A few months ago an ex-student of mine, who was at the time working for a big software company, contacted me and asked me to meet with her and her team later in the summer. My student, together with a large team, had worked very hard for the previous two years on an innovation which they believed was the best new idea in the “computer world,” and the best new direction for their company. They worked very hard on this project and were full of hope and expectations. But, between the time that she originally contacted me and the time that I arrived at their offices for my presentation, the CEO of the company looked at the project and decided to cancel it.
So there I was sitting with a group of highly creative people who were completely deflated. I’ve never seen people in the high-tech industry with a lower level of motivation. So I asked them, “How many of you show up to work later than you did before the project was shut down?” Everybody raised their hand. I next asked them, “And how many of you go home early?” All hands went up. Lastly, I asked them, “How many of you feel that you are now more likely to fudge a bit your expense reports?” In this case, no one answered the question—instead, they smiled in a way that made me think that they had first-hand experience with expense fudge.
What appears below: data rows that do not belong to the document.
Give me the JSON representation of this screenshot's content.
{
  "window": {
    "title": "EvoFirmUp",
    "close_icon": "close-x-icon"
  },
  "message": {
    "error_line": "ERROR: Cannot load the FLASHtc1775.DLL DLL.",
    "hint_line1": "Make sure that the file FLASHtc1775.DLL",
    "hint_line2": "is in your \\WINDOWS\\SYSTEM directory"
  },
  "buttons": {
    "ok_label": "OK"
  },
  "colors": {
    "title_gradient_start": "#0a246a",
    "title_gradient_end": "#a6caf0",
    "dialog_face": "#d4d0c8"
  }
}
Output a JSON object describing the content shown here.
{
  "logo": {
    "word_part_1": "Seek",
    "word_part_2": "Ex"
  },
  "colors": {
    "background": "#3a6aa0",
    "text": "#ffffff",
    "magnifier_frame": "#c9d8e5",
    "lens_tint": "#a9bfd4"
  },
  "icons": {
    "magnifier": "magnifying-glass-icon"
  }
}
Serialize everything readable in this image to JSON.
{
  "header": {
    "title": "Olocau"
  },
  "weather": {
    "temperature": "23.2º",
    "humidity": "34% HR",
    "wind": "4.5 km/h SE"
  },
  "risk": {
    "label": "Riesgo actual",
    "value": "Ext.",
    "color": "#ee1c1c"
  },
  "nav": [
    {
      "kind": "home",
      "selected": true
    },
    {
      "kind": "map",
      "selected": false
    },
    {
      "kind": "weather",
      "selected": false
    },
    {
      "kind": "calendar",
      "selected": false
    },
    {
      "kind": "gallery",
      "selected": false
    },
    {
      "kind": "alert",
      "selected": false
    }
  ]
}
Now, it is possible that the project was really not that good, or that it did not fit with the future direction of the company, which would mean that canceling it was the appropriate decision. But even if this were the case, how the CEO could have behaved differently if he was also trying to keep the team members excited and interested in their work? So I posed this question to the team and they came up with a few interesting answers:
1. The CEO could have asked them to present the project to the entire company. The presentation would have included the process that the team followed and the final product specifications. This would allow everyone at the company to understand and (hopefully) appreciate the hard work they had done.
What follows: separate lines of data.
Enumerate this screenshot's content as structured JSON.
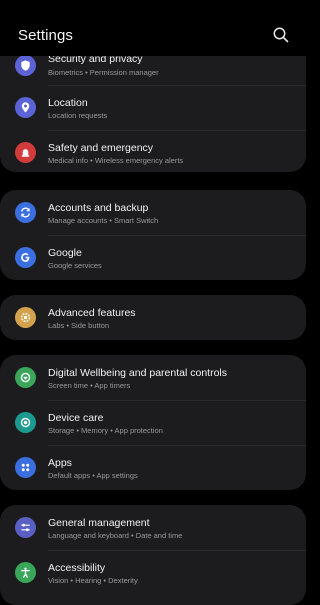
{
  "header": {
    "title": "Settings",
    "search_icon": "search-icon"
  },
  "colors": {
    "background": "#000000",
    "card": "#1c1c1e",
    "security": "#5c63d6",
    "location": "#5c63d6",
    "safety": "#d13b3b",
    "accounts": "#3b6fe0",
    "google": "#3b6fe0",
    "advanced": "#d4a24c",
    "wellbeing": "#3aa65a",
    "device_care": "#1c9a8f",
    "apps": "#3b6fe0",
    "general": "#5a5fc4",
    "accessibility": "#3aa65a"
  },
  "groups": [
    {
      "items": [
        {
          "label": "Security and privacy",
          "sub": "Biometrics • Permission manager",
          "icon": "shield-icon"
        },
        {
          "label": "Location",
          "sub": "Location requests",
          "icon": "location-pin-icon"
        },
        {
          "label": "Safety and emergency",
          "sub": "Medical info • Wireless emergency alerts",
          "icon": "emergency-light-icon"
        }
      ]
    },
    {
      "items": [
        {
          "label": "Accounts and backup",
          "sub": "Manage accounts • Smart Switch",
          "icon": "sync-icon"
        },
        {
          "label": "Google",
          "sub": "Google services",
          "icon": "google-icon"
        }
      ]
    },
    {
      "items": [
        {
          "label": "Advanced features",
          "sub": "Labs • Side button",
          "icon": "gear-star-icon"
        }
      ]
    },
    {
      "items": [
        {
          "label": "Digital Wellbeing and parental controls",
          "sub": "Screen time • App timers",
          "icon": "wellbeing-icon"
        },
        {
          "label": "Device care",
          "sub": "Storage • Memory • App protection",
          "icon": "device-care-icon"
        },
        {
          "label": "Apps",
          "sub": "Default apps • App settings",
          "icon": "apps-grid-icon"
        }
      ]
    },
    {
      "items": [
        {
          "label": "General management",
          "sub": "Language and keyboard • Date and time",
          "icon": "sliders-icon"
        },
        {
          "label": "Accessibility",
          "sub": "Vision • Hearing • Dexterity",
          "icon": "accessibility-icon"
        }
      ]
    }
  ]
}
2. The CEO could have asked the team to write about the steps they took in the process of development, and then to use this as a template to help other teams as they developed new products. In this way, their work would not have felt wasted.
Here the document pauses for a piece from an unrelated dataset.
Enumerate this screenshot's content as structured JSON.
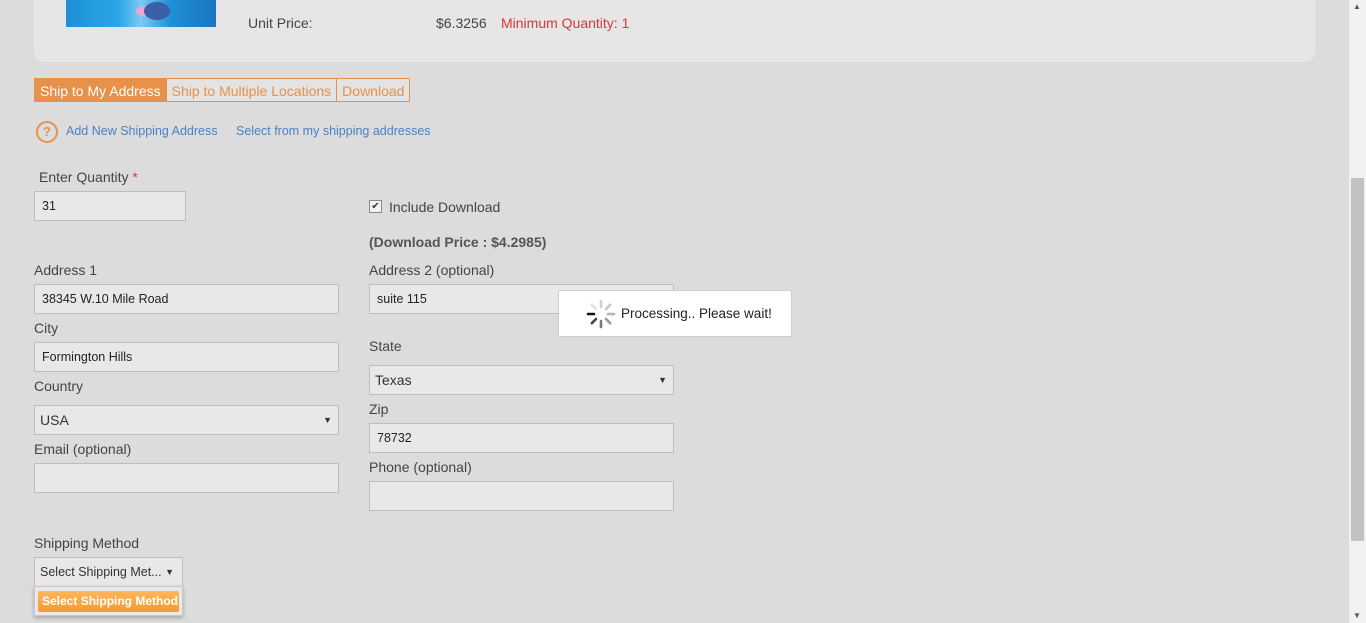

3. The CEO could have gone a step further and allowed the team to build a few working prototypes in order to let them experiment with the technology in more depth (which would have also provided a more accurate idea of the usefulness of the technology).
4. The CEO could have asked the team to redirect their efforts toward finding ways to introduce some of their new technology into other products the company was working on.
These were just a few of the team’s ideas, and of course there are many possible approaches that senior management could have taken to boost their morale. Of course, most of these morale-boosters would have required some investment of time and money. The CEO may have thought of these people as rats working in a maze, and therefore seen no reason to motivate or help them make the most out of their canceled project. But if he had understood the importance of meaning in the workplace he might have taken some of these steps, spent some money in the process, and ended up with more motivated employees. Sadly, this was not the case. I recently heard that the main people in that particular group left the company, and that the whole group was dissolved. Maybe this is the kind of expensive lesson that this CEO needed. However, most likely, he will be able to tell himself a story about why he was correct and they were all petty and wrong.